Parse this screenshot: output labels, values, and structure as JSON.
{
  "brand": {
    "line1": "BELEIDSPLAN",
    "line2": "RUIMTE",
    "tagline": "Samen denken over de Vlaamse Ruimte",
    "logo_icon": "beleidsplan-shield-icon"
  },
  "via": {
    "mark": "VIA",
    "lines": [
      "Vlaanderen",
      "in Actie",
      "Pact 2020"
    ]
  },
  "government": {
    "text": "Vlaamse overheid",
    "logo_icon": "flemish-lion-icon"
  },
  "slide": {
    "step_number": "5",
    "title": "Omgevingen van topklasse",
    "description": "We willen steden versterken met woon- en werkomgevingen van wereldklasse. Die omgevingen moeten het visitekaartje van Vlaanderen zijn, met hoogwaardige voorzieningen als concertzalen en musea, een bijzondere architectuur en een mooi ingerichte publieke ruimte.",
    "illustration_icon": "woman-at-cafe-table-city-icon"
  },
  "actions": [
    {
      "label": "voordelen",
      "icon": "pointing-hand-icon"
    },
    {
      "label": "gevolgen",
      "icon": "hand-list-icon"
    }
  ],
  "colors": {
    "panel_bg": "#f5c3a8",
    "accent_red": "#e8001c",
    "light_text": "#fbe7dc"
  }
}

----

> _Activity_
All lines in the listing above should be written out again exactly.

> _Answer below_
Parse this screenshot: output labels, values, and structure as JSON.
{
  "brand": {
    "line1": "BELEIDSPLAN",
    "line2": "RUIMTE",
    "tagline": "Samen denken over de Vlaamse Ruimte",
    "logo_icon": "beleidsplan-shield-icon"
  },
  "via": {
    "mark": "VIA",
    "lines": [
      "Vlaanderen",
      "in Actie",
      "Pact 2020"
    ]
  },
  "government": {
    "text": "Vlaamse overheid",
    "logo_icon": "flemish-lion-icon"
  },
  "slide": {
    "step_number": "5",
    "title": "Omgevingen van topklasse",
    "description": "We willen steden versterken met woon- en werkomgevingen van wereldklasse. Die omgevingen moeten het visitekaartje van Vlaanderen zijn, met hoogwaardige voorzieningen als concertzalen en musea, een bijzondere architectuur en een mooi ingerichte publieke ruimte.",
    "illustration_icon": "woman-at-cafe-table-city-icon"
  },
  "actions": [
    {
      "label": "voordelen",
      "icon": "pointing-hand-icon"
    },
    {
      "label": "gevolgen",
      "icon": "hand-list-icon"
    }
  ],
  "colors": {
    "panel_bg": "#f5c3a8",
    "accent_red": "#e8001c",
    "light_text": "#fbe7dc"
  }
}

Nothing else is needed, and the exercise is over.